“For example, a foreign national volunteer may attend committee events and campaign strategy meetings, but may not be involved in the management of the committee,” it added.
Foreign nationals are also prohibited from contributing to political campaigns, the commission also stated.
Shaun McCutcheon, who filed the complaint for the Coolidge Reagan Foundation, told the Free Beacon any illegal immigrants employed by the campaign should lose their jobs if the commission finds the Sanders campaign in violation of the law.
“The involvement of foreigners, especially with all that went on during the 2016 election, can’t be allowed in our elections,” McCutcheon said.
Sanders nor Sisa have commented on the complaint.
— YvonneWingettSanchez ???? (@yvonnewingett) February 27, 2019
Sisa told the Arizona Republic in July 2016 that her parents illegally immigrated to the United States from Argentina when she was 6 years old, a fact that she hid from her friends.
She said she got her driver’s license at age 22.
At the time of the interview, she was serving as a page to the Arizona delegation to the Democratic National Convention.

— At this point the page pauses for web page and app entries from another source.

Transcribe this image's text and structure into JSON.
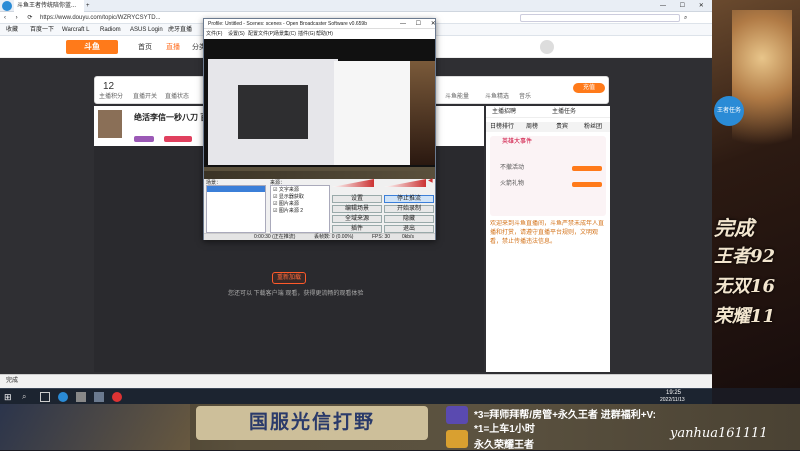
{
  "browser": {
    "tab_title": "斗鱼王者传统陪你蓝...",
    "url": "https://www.douyu.com/topic/WZRYCSYTD...",
    "bookmarks": [
      "收藏",
      "百度一下",
      "Warcraft L",
      "Radiom",
      "ASUS Login",
      "虎牙直播"
    ]
  },
  "site": {
    "nav": [
      "首页",
      "直播",
      "分类"
    ],
    "user_level": "12",
    "user_stats": [
      "主播积分",
      "直播开关",
      "直播状态"
    ],
    "room_title": "绝活李信一秒八刀 百里",
    "right_icons": [
      "斗鱼能量",
      "斗鱼精选",
      "音乐"
    ],
    "follow_button": "已关注",
    "ptab": [
      "主播招聘",
      "主播任务"
    ],
    "chat_tabs": [
      "日榜排行",
      "周榜",
      "贵宾",
      "粉丝团"
    ],
    "event_title": "英雄大事件",
    "notice": "欢迎来到斗鱼直播间，斗鱼严禁未成年人直播和打赏，请遵守直播平台规则，文明观看，禁止传播违法信息。",
    "center_button": "重新加载",
    "center_hint": "您还可以 下载客户端 观看，获得更流畅的观看体验",
    "activity_lines": [
      "不撤活动",
      "火箭礼物"
    ],
    "status_left": "完成"
  },
  "obs": {
    "title": "Profile: Untitled - Scenes: scenes - Open Broadcaster Software v0.659b",
    "menu": [
      "文件(F)",
      "设置(S)",
      "配置文件(P)",
      "场景集(C)",
      "插件(G)",
      "帮助(H)"
    ],
    "scenes_label": "场景：",
    "sources_label": "来源：",
    "sources": [
      "文字来源",
      "显示器获取",
      "图片来源",
      "图片来源 2"
    ],
    "buttons": [
      "设置",
      "停止推流",
      "编辑场景",
      "开始录制",
      "全域来源",
      "隐藏",
      "插件",
      "退出"
    ],
    "status": [
      "0:00:30 (正在推流)",
      "丢帧数: 0 (0.00%)",
      "FPS: 30",
      "0kb/s"
    ]
  },
  "promo": {
    "lines": [
      "完成",
      "王者92",
      "无双16",
      "荣耀11"
    ],
    "badge": "王者任务"
  },
  "taskbar": {
    "time": "19:25",
    "date": "2022/11/13"
  },
  "overlay": {
    "banner": "国服光信打野",
    "info1": "*3=拜师拜帮/房管+永久王者  进群福利+V:",
    "info2": "*1=上车1小时",
    "info3": "永久荣耀王者",
    "wechat": "yanhua161111"
  }
}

She said she worked for the Sanders campaign in a role in Arizona but that she would be urging her family to vote for Hillary Clinton.
“Even though I can’t vote, I can get 200 people to vote, and that matters,” Sisa said. “Everything can change depending on who becomes the next president. Our voice is starting to matter, and we can have an impact even though we can’t cast a ballot ourselves.”
Sisa said she was counting on Clinton instituting laws that would make people like her father legal. “What I’m hoping to hear more of all,” she said. “is that things are going to be solved once and for all within the next few years.”
Sisa has been arrested at least twice, once after taking part in a sit-in outside Sen. Chuck Schumer (D-N.Y.)’s office in Washington in late 2017 as an attempt to get lawmakers to push for permanent legal status for her and those like her.
She and seven other illegal immigrants claimed that they would refuse to leave the jail or identify themselves to authorities until Schumer and Rep. Carlos Curbelo (R-Fla.) said they would block any spending bill that didn’t include the legal status.
ASU senior and DACA recipient Belen Sisa was arrested in Washington D.C. on Friday after taking part in a sit-in outside Sen. Chuck Schumer’s office as part of a fight for a Clean Dream Act. — latest from @statepress
— Fortesa Latifi (@fortesalatifi) December 16, 2017
Sisa was described at the time by The State Press as a political science senior at Arizona State University.
According to Sisa’s Facebook page, she manages the group “Undocumented Students for Education Equity at ASU.” She studied political science and history at the university, conducted Latino outreach for Sanders’ 2016 presidential campaign, and was a media manager for NextGen America.
Just five weeks prior to her first arrest, Sisa was arrested for protesting in the Philip A. Hart Senate Office Building in Washington. The State Press said that Sisa and 10 other illegal immigrants conducted the protest on behalf of an advocacy group United We Dream.
Sisa and other protesters chanted “Clean DREAM Act” until they were arrested. The “clean” part refers to activists desiring the passage of legal status for the Dreamers without any compromise with Republicans, such as funding for the border wall.
“I participated in this action because my heart led me to commit myself to put everything on the line for something much bigger than myself,” Sisa wrote in a Facebook post. “Two months ago the Trump administration took away DACA (Deferred Action for Child Arrivals), something we knew would happen, but it opened many old wounds. I could not help but think back to every struggle my family endured for us and for me to be who I am.”
After Sisa’s second arrest, her mother Isabel O’Neal said she was proud of her daughter but also concerned.
“She’s so brave,” O’Neal said. “DACA is expiring every day. Hers is going to expire in one year and what are we going to do with all of these youth? Congress has to pass the Dream Act.”